**WORK ITEM:** Could you write out the records exactly as they are given?

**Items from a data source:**
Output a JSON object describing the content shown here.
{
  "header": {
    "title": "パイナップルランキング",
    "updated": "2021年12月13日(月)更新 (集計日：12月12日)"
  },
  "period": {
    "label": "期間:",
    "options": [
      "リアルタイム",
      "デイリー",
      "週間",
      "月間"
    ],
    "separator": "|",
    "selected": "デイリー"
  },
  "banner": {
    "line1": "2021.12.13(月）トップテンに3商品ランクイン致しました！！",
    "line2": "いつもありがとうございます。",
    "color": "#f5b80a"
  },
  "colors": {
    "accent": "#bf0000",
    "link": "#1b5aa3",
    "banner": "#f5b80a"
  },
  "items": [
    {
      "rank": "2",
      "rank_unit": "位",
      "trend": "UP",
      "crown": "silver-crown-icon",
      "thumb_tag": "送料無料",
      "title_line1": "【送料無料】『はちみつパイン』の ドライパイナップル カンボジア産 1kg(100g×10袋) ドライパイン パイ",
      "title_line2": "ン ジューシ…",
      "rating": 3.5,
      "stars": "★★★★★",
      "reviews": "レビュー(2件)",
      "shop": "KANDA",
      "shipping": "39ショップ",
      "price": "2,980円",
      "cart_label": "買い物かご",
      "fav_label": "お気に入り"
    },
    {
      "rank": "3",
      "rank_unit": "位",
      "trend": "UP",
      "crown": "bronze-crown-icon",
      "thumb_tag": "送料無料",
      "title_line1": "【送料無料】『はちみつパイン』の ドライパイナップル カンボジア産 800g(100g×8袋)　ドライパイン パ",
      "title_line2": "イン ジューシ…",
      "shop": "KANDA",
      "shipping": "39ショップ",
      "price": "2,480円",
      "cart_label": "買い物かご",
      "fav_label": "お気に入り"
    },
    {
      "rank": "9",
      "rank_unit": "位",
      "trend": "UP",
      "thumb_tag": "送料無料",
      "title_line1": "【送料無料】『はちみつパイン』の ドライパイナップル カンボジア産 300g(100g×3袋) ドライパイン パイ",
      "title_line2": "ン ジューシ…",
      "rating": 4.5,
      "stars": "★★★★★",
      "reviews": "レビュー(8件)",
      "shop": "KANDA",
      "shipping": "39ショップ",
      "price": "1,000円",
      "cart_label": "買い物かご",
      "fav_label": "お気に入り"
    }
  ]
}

**RESPONSE TO THIS TASK:**
Output a JSON object describing the content shown here.
{
  "header": {
    "title": "パイナップルランキング",
    "updated": "2021年12月13日(月)更新 (集計日：12月12日)"
  },
  "period": {
    "label": "期間:",
    "options": [
      "リアルタイム",
      "デイリー",
      "週間",
      "月間"
    ],
    "separator": "|",
    "selected": "デイリー"
  },
  "banner": {
    "line1": "2021.12.13(月）トップテンに3商品ランクイン致しました！！",
    "line2": "いつもありがとうございます。",
    "color": "#f5b80a"
  },
  "colors": {
    "accent": "#bf0000",
    "link": "#1b5aa3",
    "banner": "#f5b80a"
  },
  "items": [
    {
      "rank": "2",
      "rank_unit": "位",
      "trend": "UP",
      "crown": "silver-crown-icon",
      "thumb_tag": "送料無料",
      "title_line1": "【送料無料】『はちみつパイン』の ドライパイナップル カンボジア産 1kg(100g×10袋) ドライパイン パイ",
      "title_line2": "ン ジューシ…",
      "rating": 3.5,
      "stars": "★★★★★",
      "reviews": "レビュー(2件)",
      "shop": "KANDA",
      "shipping": "39ショップ",
      "price": "2,980円",
      "cart_label": "買い物かご",
      "fav_label": "お気に入り"
    },
    {
      "rank": "3",
      "rank_unit": "位",
      "trend": "UP",
      "crown": "bronze-crown-icon",
      "thumb_tag": "送料無料",
      "title_line1": "【送料無料】『はちみつパイン』の ドライパイナップル カンボジア産 800g(100g×8袋)　ドライパイン パ",
      "title_line2": "イン ジューシ…",
      "shop": "KANDA",
      "shipping": "39ショップ",
      "price": "2,480円",
      "cart_label": "買い物かご",
      "fav_label": "お気に入り"
    },
    {
      "rank": "9",
      "rank_unit": "位",
      "trend": "UP",
      "thumb_tag": "送料無料",
      "title_line1": "【送料無料】『はちみつパイン』の ドライパイナップル カンボジア産 300g(100g×3袋) ドライパイン パイ",
      "title_line2": "ン ジューシ…",
      "rating": 4.5,
      "stars": "★★★★★",
      "reviews": "レビュー(8件)",
      "shop": "KANDA",
      "shipping": "39ショップ",
      "price": "1,000円",
      "cart_label": "買い物かご",
      "fav_label": "お気に入り"
    }
  ]
}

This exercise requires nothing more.